Illustration by Michelle Wu.
When I stepped into my dorm room at the beginning of my freshman year at UCLA, I felt endless excitement. I was over 1,000 miles from home and knew absolutely no one, but this gave me a newfound sense of independence and confidence. However, this feeling faded fairly quickly. Three weeks into the school year, I found myself questioning my major, my future and my purpose.
This self-doubt festered as I adjusted to my new life. I became obsessive and irritable. A roommate leaving my stapler out of place on my desk could move me to tears. I plunged deep into a void of anxiety with no identifiable safety net.
It’s been a year since I started my freshman year at UCLA. I have since been diagnosed with Generalized Anxiety Disorder and Panic Disorder. My mind often feels as if it does not belong to me anymore. My anxieties have anxieties. My fears have led me to take agoraphobic actions that give me constant shame. My fear of fear itself is no less relentless when it comes to school.
Most days, I return home from class and can do nothing but stare into space for two or three hours before attempting to be productive. When I am finally productive, it can take me four hours to complete a 30-minute assignment. Somehow I always get everything done. However, this is only because of the unidentified looming threat my mind conjures up at the thought of turning in one assignment late.
I’m functioning. I’m learning to work with my mental illness. Yet the fact that my education holds so much power over my mental health does not seem right.
I’m not the only one dealing with this. Plenty of the friends I’ve made in college have mentioned a decline in mental health. Furthermore, multiple studies have shown that over a quarter of college students experience an anxiety or a depressive disorder during their years of educational enrichment.
In my personal experience, college slammed me into a wall of self-doubt. Everywhere I looked I saw someone who was more creative, more intelligent, more worldly, and more experienced than me. I adapted to the honest belief that I was not good enough. I am not alone in this phenomenon either.
Imposter syndrome is a feeling that causes us to see ourselves as a phony. We feel like unintelligent frauds despite any achievements we make. Unsurprisingly, the American college campus is the prime location for this phenomenon to invade.
American ideas of success are based on a system of meritocracy that is painted as a fair and manageable path to prosperity. But many people who become successful in a “meritocratic” system benefit from favoritism because of their gender, race, and ethnicity. As college students, we watch the working world where a select few are coming out on top and push ourselves that much harder to try and “make it.”

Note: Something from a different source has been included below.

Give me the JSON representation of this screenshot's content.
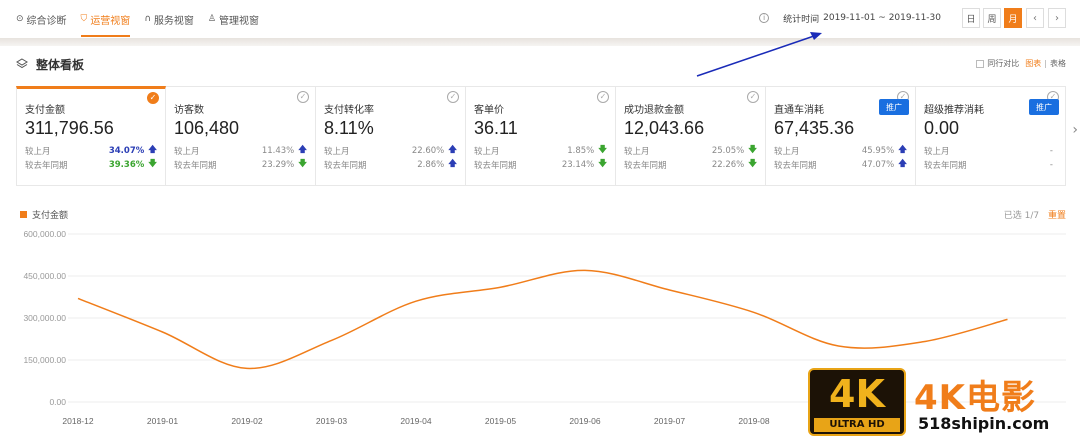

In our efforts to have an income when we graduate, we give ourselves over to an American, capitalist idea of success. This definition of success emphasizes maximum profit, productivity, and return. Nevertheless, in a capitalist system there are people and things that get left behind. Likewise, in our pursuit of success in college, our mental health gets put on the back burner. An example of these institutions’ failures cultivates doubly within college students who identify as part of one or more minority communities; in their attempts to keep up with the systems that oppress them, their mental health is attacked twofold.
This is not our fault as college students. From the first day of freshman year, we sit in classes and look at syllabi that often tell us there is absolutely no excuse for turning in an assignment late. We have no choice but to follow these guidelines for success if we want to do well.
We give up hours of sleep and develop bad eating habits as we push ourselves to “get the grades.” We give up exercise as we instead choose to spend hours working or volunteering to keep up with our fellow students in their pursuits of success. This combination of exhaustion, lack of physical wellness, and increasing self-doubt creates the perfect recipe for the mental health crisis that exists on college campuses today.
Of course, not everyone is affected by this system of doom. Some people function well under the pressure. Nonetheless, a lot of us find it difficult to improve our mental health in an environment where extreme productivity is always expected.
Support systems are important to those of us that are struggling to keep up mentally. Many of us can find some support from our friends, but we eventually recognize the need for professional help. Yet college counseling services sometimes feel insincere and unhelpful, and we continue to refrain from asking professors for any sort of extension on an assignment in fear of being marked as a failure.
This lack of protection on college campuses can have fatal consequences. Suicide on campus is something that many of us have become relatively desensitized to, much to the benefit of college campuses who brush these deaths under the rug in attempts to avoid a costly, radical rehaul of their mental health programs.
As a college student, I want to do well. I want to get into graduate school, and I want to get a job I love. However, when the most important aspect of my well-being is at stake, I have a hard time seeing the benefit. We are pushing ourselves to our absolute limits at institutions like American college campuses that do little to change this toxic environment.
For now, I will continue to learn more about my mental illness. I will not be ashamed, nor will I let my mental illness be thrown into the shadows on my college campus. I can only hope that American college campuses will address the blatant insincerity in their passive attempts at reconciling mental health and a corrupt national education system. Frankly, we needed change yesterday.